“Let the children be fed first,” he says. “For it is not fair to take the children’s food and throw it to the dogs.”
Let that sink in.
Jesus calls this woman a dog.
We’ve heard that insult hurled at women by men in authority today. It was no less disgusting in Jesus’ day as it is in our own.
The implication is clear. Jesus wants nothing to do with this woman. He has no sympathy for her, and feels no obligation to her.
In Matthew’s version of this story, Jesus is even blunter. “I was sent only to the lost sheep of the house of Israel,” he says.
In other words, I am here for the Jews. You are not a Jew, so go away.
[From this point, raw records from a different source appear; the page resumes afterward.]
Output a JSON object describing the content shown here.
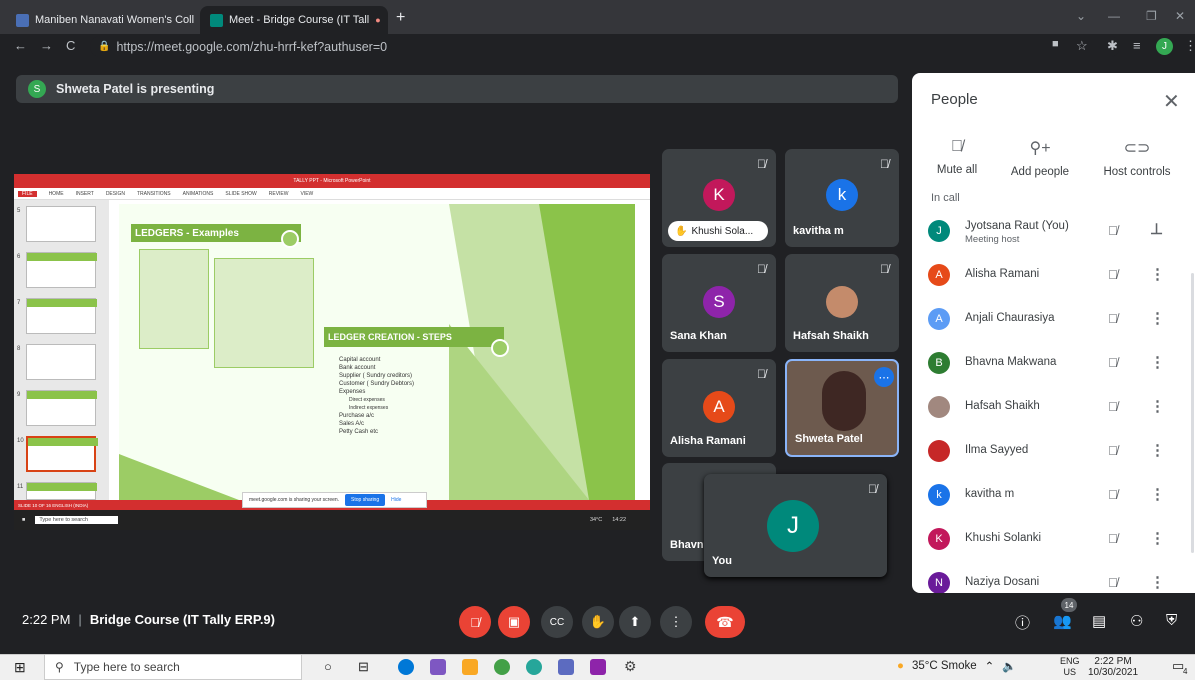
{
  "browser": {
    "tabs": [
      {
        "label": "Maniben Nanavati Women's Coll",
        "active": false,
        "fav_color": "#4a6fb5"
      },
      {
        "label": "Meet - Bridge Course (IT Tall",
        "active": true,
        "fav_color": "#00897b"
      }
    ],
    "url": "https://meet.google.com/zhu-hrrf-kef?authuser=0",
    "profile_initial": "J"
  },
  "meet": {
    "presenting_initial": "S",
    "presenting": "Shweta Patel is presenting",
    "meeting_time": "2:22 PM",
    "separator": "|",
    "meeting_title": "Bridge Course (IT Tally ERP.9)",
    "participant_count": "14"
  },
  "presentation": {
    "app_title": "TALLY PPT - Microsoft PowerPoint",
    "ribbon": [
      "FILE",
      "HOME",
      "INSERT",
      "DESIGN",
      "TRANSITIONS",
      "ANIMATIONS",
      "SLIDE SHOW",
      "REVIEW",
      "VIEW"
    ],
    "slide_numbers": [
      "5",
      "6",
      "7",
      "8",
      "9",
      "10",
      "11"
    ],
    "title1": "LEDGERS - Examples",
    "title2": "LEDGER CREATION  - STEPS",
    "steps": [
      "Capital account",
      "Bank account",
      "Supplier ( Sundry creditors)",
      "Customer ( Sundry Debtors)",
      "Expenses",
      "Direct expenses",
      "Indirect expenses",
      "Purchase a/c",
      "Sales A/c",
      "Petty Cash  etc"
    ],
    "status": "SLIDE 10 OF 16    ENGLISH (INDIA)",
    "share_text": "meet.google.com is sharing your screen.",
    "stop_sharing": "Stop sharing",
    "hide": "Hide",
    "inner_search": "Type here to search",
    "inner_tray": "34°C",
    "inner_clock": "14:22"
  },
  "tiles": [
    {
      "name": "Khushi Sola...",
      "initial": "K",
      "color": "#c2185b",
      "pill": true
    },
    {
      "name": "kavitha m",
      "initial": "k",
      "color": "#1a73e8"
    },
    {
      "name": "Sana Khan",
      "initial": "S",
      "color": "#8e24aa"
    },
    {
      "name": "Hafsah Shaikh",
      "initial": "",
      "color": "#c48b6b",
      "photo": true
    },
    {
      "name": "Alisha Ramani",
      "initial": "A",
      "color": "#e64a19"
    },
    {
      "name": "Shweta Patel",
      "initial": "",
      "color": "#5d4037",
      "photo": true
    },
    {
      "name": "Bhavn",
      "initial": "",
      "color": "#3c4043"
    },
    {
      "name": "You",
      "initial": "J",
      "color": "#00897b"
    }
  ],
  "people": {
    "title": "People",
    "actions": [
      {
        "label": "Mute all",
        "icon": "mic-off-icon"
      },
      {
        "label": "Add people",
        "icon": "person-add-icon"
      },
      {
        "label": "Host controls",
        "icon": "toggle-icon"
      }
    ],
    "in_call": "In call",
    "list": [
      {
        "name": "Jyotsana Raut (You)",
        "sub": "Meeting host",
        "initial": "J",
        "color": "#00897b"
      },
      {
        "name": "Alisha Ramani",
        "initial": "A",
        "color": "#e64a19"
      },
      {
        "name": "Anjali Chaurasiya",
        "initial": "A",
        "color": "#5c9cf5"
      },
      {
        "name": "Bhavna Makwana",
        "initial": "B",
        "color": "#2e7d32"
      },
      {
        "name": "Hafsah Shaikh",
        "initial": "",
        "color": "#a1887f"
      },
      {
        "name": "Ilma Sayyed",
        "initial": "",
        "color": "#c62828"
      },
      {
        "name": "kavitha m",
        "initial": "k",
        "color": "#1a73e8"
      },
      {
        "name": "Khushi Solanki",
        "initial": "K",
        "color": "#c2185b"
      },
      {
        "name": "Naziya Dosani",
        "initial": "N",
        "color": "#6a1b9a"
      }
    ]
  },
  "taskbar": {
    "search": "Type here to search",
    "weather": "35°C  Smoke",
    "lang1": "ENG",
    "lang2": "US",
    "time": "2:22 PM",
    "date": "10/30/2021",
    "notif_count": "4"
  }
}
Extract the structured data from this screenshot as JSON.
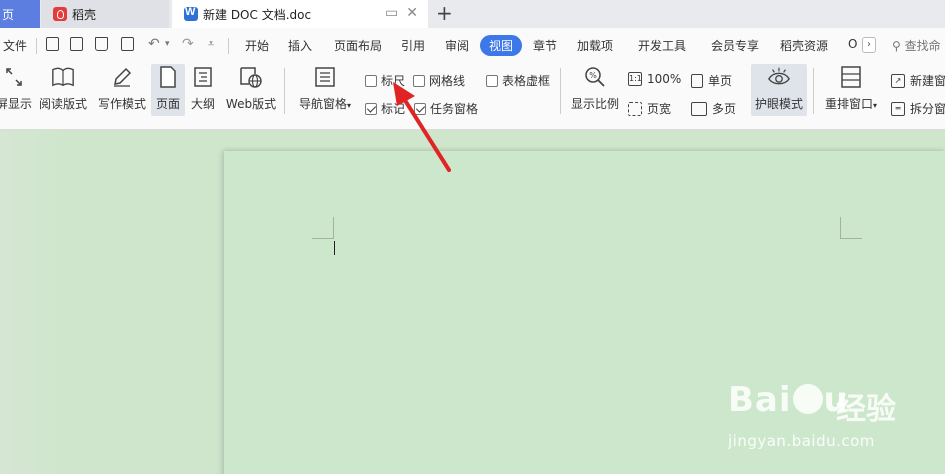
{
  "tabs": {
    "home": "页",
    "daoke": "稻壳",
    "doc": "新建 DOC 文档.doc",
    "new_tab": "+"
  },
  "menu": {
    "file": "文件",
    "items": [
      "开始",
      "插入",
      "页面布局",
      "引用",
      "审阅",
      "视图",
      "章节",
      "加载项",
      "开发工具",
      "会员专享",
      "稻壳资源",
      "O"
    ],
    "active": "视图",
    "search": "查找命"
  },
  "tools": {
    "fullscreen": "屏显示",
    "read_mode": "阅读版式",
    "write_mode": "写作模式",
    "page": "页面",
    "outline": "大纲",
    "web": "Web版式",
    "nav_pane": "导航窗格",
    "ruler": "标尺",
    "gridlines": "网格线",
    "table_gridlines": "表格虚框",
    "markup": "标记",
    "task_pane": "任务窗格",
    "zoom": "显示比例",
    "zoom_100": "100%",
    "page_width": "页宽",
    "single_page": "单页",
    "multi_page": "多页",
    "eye_mode": "护眼模式",
    "rearrange": "重排窗口",
    "new_window": "新建窗",
    "split_window": "拆分窗"
  },
  "checks": {
    "ruler": false,
    "gridlines": false,
    "table_gridlines": false,
    "markup": true,
    "task_pane": true
  },
  "watermark": {
    "cn": "经验",
    "url": "jingyan.baidu.com"
  },
  "colors": {
    "accent": "#3d78e8",
    "eye_green": "#cfe6cd",
    "arrow": "#e02424"
  }
}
Leave me alone.
It has been amusing this week to read commentaries by learned Biblical scholars leaping to Jesus’ defense, explaining that he wasn’t really rude, that he didn’t really mean what he said.
It was a word play that the woman would recognize, one said.
Jesus was just testing her to see how strong her faith really was, another suggested.
He never intended not to help the woman, another declared.
But the truth is that not just one, but two gospels tell us that this is indeed what Jesus said, and he apparently meant every word of it.
He was tired, he wanted to be alone, and he wanted to put this woman who was bothering him in her place.
The problem is that she refused to be put.
Or as one of our political leaders said when trying to silence one of his female colleagues not too long ago: “She was warned. She was given an explanation. Nevertheless, she persisted.”
The Syrophoenician woman is part of a long line of women throughout history who have persisted and resisted the attempts by men in authority to silence them.
Think about what tremendous courage it took for this woman to approach Jesus in the first place. She knows her place in society. She knows the rules of the culture that forbid someone like her from talking to someone like Jesus.
But she is desperate to help her daughter. And that combination of love and desperation give her courage.
We can imagine that she has tried every way she knows to get help for her daughter. Nothing has worked. Her great love for her child emboldens her to persist, to keep pushing, to refuse to walk away from even the dimmest glimmer of hope.
She doesn’t even flinch when Jesus calls her a dog.
Instead, she fires back.
“Sir, even the dogs under the table eat the children’s crumbs.”
I imagine that at this point there is a long silence. Jesus must be astounded at the woman’s brashness and audacity.
But he also realizes how desperately this woman must love her daughter, how courageous she is in her persistence.
And then Jesus shows us how to graciously lose an argument.
“For saying that, you may go,” he tells the woman. “The demon has left your daughter.” And the girl is healed.
This unnamed, uneducated, unJewish woman is the only person in scripture who verbally spars with Jesus and wins. Religious scholars and leaders try to debate him, to trip him up, to get the best of him – but they always fail.
It is not the woman’s great intellect that challenges Jesus, but her persistence, courage, and love for her daughter. Because of that, the woman and her daughter’s lives are changed forever by this encounter with Jesus.
But Jesus’ life is also changed by this encounter. This woman, who started out an an unwelcome interruption and intrusion, becomes God’s representative and bearer of truth to Jesus.
She challenges Jesus to exercise his ministry in a new way, to venture beyond tribalism, beyond the familiar voices of tradition and hear a new word from God.
From this moment on, Jesus’ ministry is changed. The Gentile woman opens his eyes, broadens his perspectives, and changes him and his mission.
Jesus’ very next recorded act is to heal a man who is not Jewish. And soon he tells his disciples not just to preach, teach, and heal the people of Israel, but to go and make disciples of all nations.
What this Syrophoenician woman does is give Jesus a lesson in how to be the Messiah, not just to serve and save his own tribe, but to serve and save the world.
Thanks be to God for her, and for all women throughout history who, in the face of attempts by men in authority to silence them, have stood their ground and persisted.